"To test the hypothesis, we carried out a prospective observational cohort study in the Forécariah focus in Guinea. Of the 5,417 subjects serologically screened for sleeping sickness, 66 agreed to take part in our study and underwent a dermatological examination", explains Brice Rotureau, Head of the Trypanosome Transmission Group at the Institut Pasteur. At the beginning of the study, 11 seronegative controls, 8 seropositive but unconfirmed suspects and 18 confirmed seropositive cases had blood samples and skin biopsies taken and examined for trypanosomes using seven molecular and immune-histological methods.
In the suspected and confirmed cases, dermatological symptoms were significantly more frequent than in seronegative controls. Trypanosomes were found in the blood of all confirmed cases but not in suspected cases. But parasites were detected in the dermis of all the suspected and confirmed cases. Six and 20 months after treatment, skin biopsies of the confirmed cases progressively became negative for trypanosomes. These results demonstrate that the skin is an anatomical reservoir for African trypanosomes, including in individuals that are apparently not infected and slip through the net of screening campaigns, becoming "healthy" carriers. "These observations improve our understanding of the epidemiology of sleeping sickness in the context of efforts to eliminate the disease, while also pointing to the skin as a novel target for diagnosis," concludes Brice Rotureau.

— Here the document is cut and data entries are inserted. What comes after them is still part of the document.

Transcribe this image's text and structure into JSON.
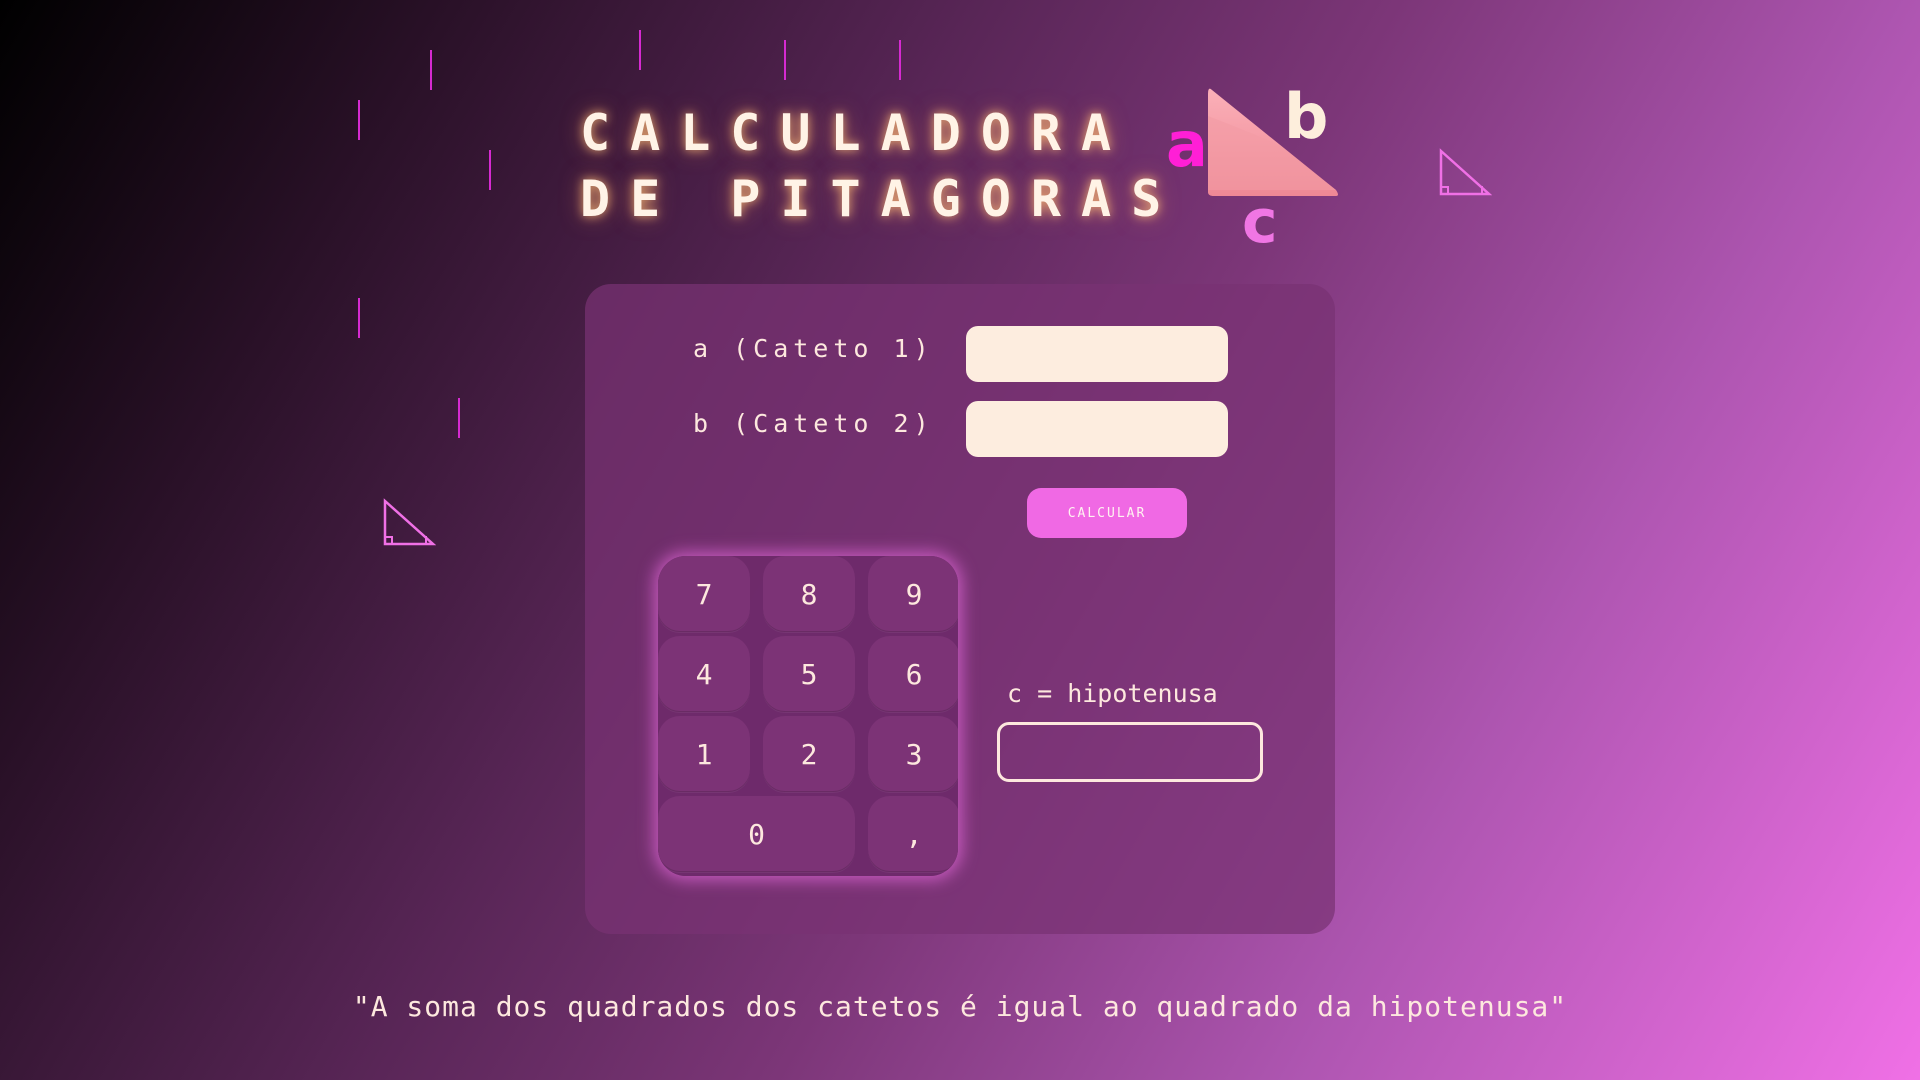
{
  "title": {
    "line1": "CALCULADORA",
    "line2": "DE PITAGORAS"
  },
  "logo": {
    "letter_a": "a",
    "letter_b": "b",
    "letter_c": "c",
    "color_a": "#ff1fd6",
    "color_b": "#fdeedc",
    "color_c": "#f076e4",
    "triangle_color": "#f08a9a"
  },
  "form": {
    "a_label": "a (Cateto 1)",
    "a_value": "",
    "b_label": "b (Cateto 2)",
    "b_value": "",
    "calculate_label": "CALCULAR"
  },
  "keypad": {
    "keys": [
      "7",
      "8",
      "9",
      "4",
      "5",
      "6",
      "1",
      "2",
      "3",
      "0",
      ","
    ]
  },
  "result": {
    "label": "c = hipotenusa",
    "value": ""
  },
  "quote": "\"A soma dos quadrados dos catetos é igual ao quadrado da hipotenusa\"",
  "colors": {
    "accent": "#f069e4",
    "input_background": "#fdeddf",
    "text": "#fde8de",
    "deco_line": "#d62ad1"
  },
  "icons": [
    "right-triangle-logo-icon",
    "right-triangle-outline-icon"
  ]
}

Discovery of trypanosomes in the skin of patients and suspects of sleeping sickness in Guinea. Credits : Institut Pasteur
A. Entrance to the Human African Trypanosomiasis (HAT) Management Center of the Prefecture of Forécariah in the Republic of Guinea where part of the study was carried out.

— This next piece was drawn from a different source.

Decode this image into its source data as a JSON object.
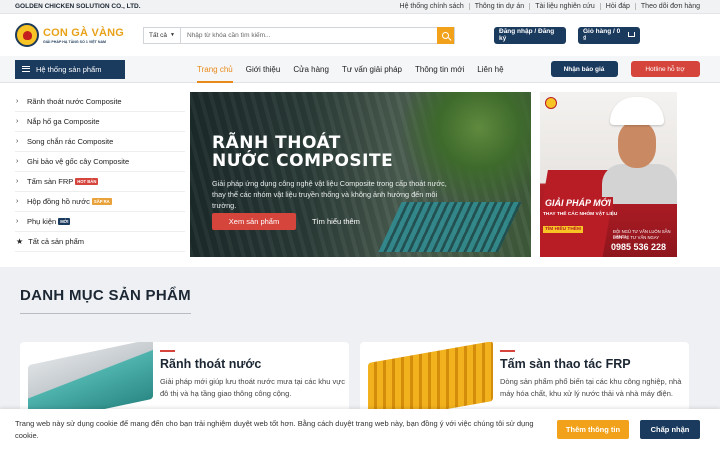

B. Dorsal view of the right shoulder of a patient from whom a small skin biopsy was taken.
C. Fine section of the patient's skin biopsy marked with antibodies recognizing the trypanosomes. We can clearly see the epidermis (in brown at the top) and the dermis matrix (in white in the middle and at the bottom).

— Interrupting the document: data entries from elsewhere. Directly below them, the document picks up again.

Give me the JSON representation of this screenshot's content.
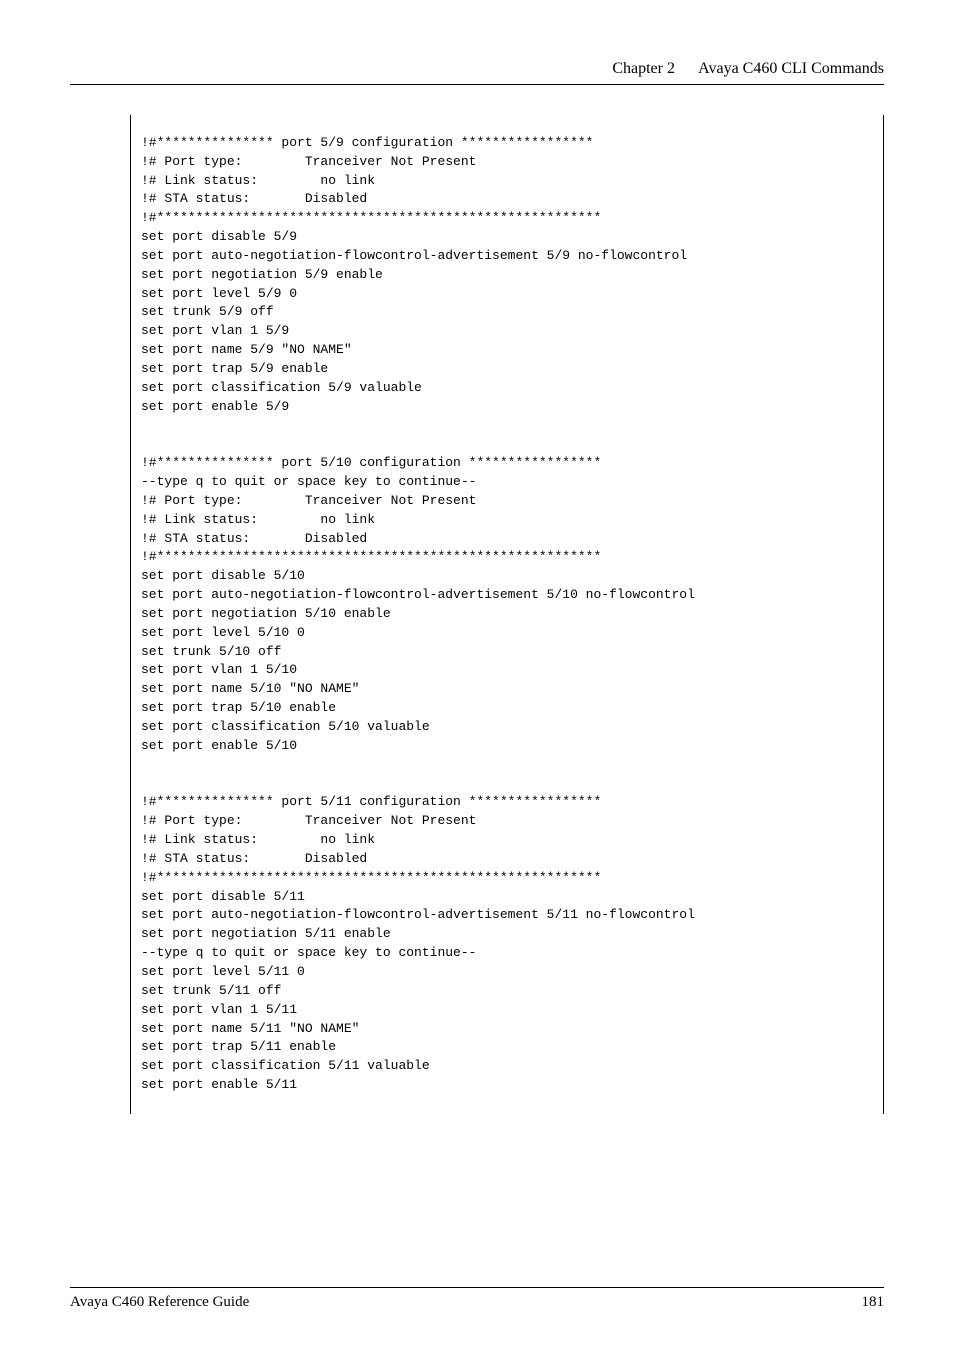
{
  "header": {
    "chapter": "Chapter 2",
    "title": "Avaya C460 CLI Commands"
  },
  "code": "\n!#*************** port 5/9 configuration *****************\n!# Port type:        Tranceiver Not Present\n!# Link status:        no link\n!# STA status:       Disabled\n!#*********************************************************\nset port disable 5/9\nset port auto-negotiation-flowcontrol-advertisement 5/9 no-flowcontrol\nset port negotiation 5/9 enable\nset port level 5/9 0\nset trunk 5/9 off\nset port vlan 1 5/9\nset port name 5/9 \"NO NAME\"\nset port trap 5/9 enable\nset port classification 5/9 valuable\nset port enable 5/9\n\n\n!#*************** port 5/10 configuration *****************\n--type q to quit or space key to continue-- \n!# Port type:        Tranceiver Not Present\n!# Link status:        no link\n!# STA status:       Disabled\n!#*********************************************************\nset port disable 5/10\nset port auto-negotiation-flowcontrol-advertisement 5/10 no-flowcontrol\nset port negotiation 5/10 enable\nset port level 5/10 0\nset trunk 5/10 off\nset port vlan 1 5/10\nset port name 5/10 \"NO NAME\"\nset port trap 5/10 enable\nset port classification 5/10 valuable\nset port enable 5/10\n\n\n!#*************** port 5/11 configuration *****************\n!# Port type:        Tranceiver Not Present\n!# Link status:        no link\n!# STA status:       Disabled\n!#*********************************************************\nset port disable 5/11\nset port auto-negotiation-flowcontrol-advertisement 5/11 no-flowcontrol\nset port negotiation 5/11 enable\n--type q to quit or space key to continue-- \nset port level 5/11 0\nset trunk 5/11 off\nset port vlan 1 5/11\nset port name 5/11 \"NO NAME\"\nset port trap 5/11 enable\nset port classification 5/11 valuable\nset port enable 5/11\n\n",
  "footer": {
    "left": "Avaya C460 Reference Guide",
    "right": "181"
  }
}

D.High magnification views of extravascular trypanosomes (brown) in the patient's dermis (white). The scale bar measures 10 microns.
The ANR TrypaDerm consortium, coordinated by the Institut Pasteur and including teams from the Guinean National Control Program Against Human African Trypanosomiasis, the University of Glasgow and the French Research Institute for Development (IRD), is continuing its research, in particular with the aim of confirming these epidemiological observations at a larger scale and developing methods to detect trypanosomes in the skin.
Extravascular dermal trypanosomes in suspected and confirmed cases of gambiense Human African Trypanosomiasis, Clinical Infectious Diseases, 8 juillet 2020
Mariame Camara1, Alseny M’mah Soumah1,2, Hamidou Ilbouldo1,3,4, Christelle Travaillé5 4, Caroline Clucas6, Anneli Cooper6, Nono-Raymond Kuispond Swar6,7, Oumou Camara1,5, Ibrahim Sadissou4, Estefania Calvo Alvarez5, Aline Crouzols5, Jean-Mathieu Bart4, Vincent Jamonneau4, Mamadou Camara1, Annette MacLeod6,$, Bruno Bucheton1,4,$, and Brice Rotureau5,$,*
1 Programme National de Lutte contre la Trypanosomiase Humaine Africaine, Ministère de la Santé, Conakry, Guinea
2 Service de Dermatologie, Hôpital de Donka, Conakry, Guinea
3 Institut de Recherche en Sciences de la Santé (IRSS) - Unité de Recherche Clinique de Nanoro (URCN), Nanoro, Burkina-Faso
4 Institut de Recherche pour le Développement, Unité Mixte de Recherche IRD-CIRAD 177 InterTryp, Campus International de Baillarguet, Montpellier, France
5 Trypanosome Transmission Group, Trypanosome Cell Biology Unit, INSERM U1201 & Department of Parasites and Insect Vectors, Institut Pasteur, Paris, France
6 Wellcome Centre for Molecular Parasitology, College of Medical, Veterinary and Life Sciences, Henry Wellcome Building for Comparative Medical Sciences, Glasgow, Scotland, United Kingdom
7 Department of Parasitology, National Institute of Biomedical Research (INRB), Kinshasa, Democratic Republic of the Congo
$ Equivalent contributions
* Corresponding author: Brice Rotureau, PhD, Trypanosome Transmission Group, Trypanosome Cell Biology Unit, INSERM U1201 & Department of Parasites and Insect Vectors, Institut Pasteur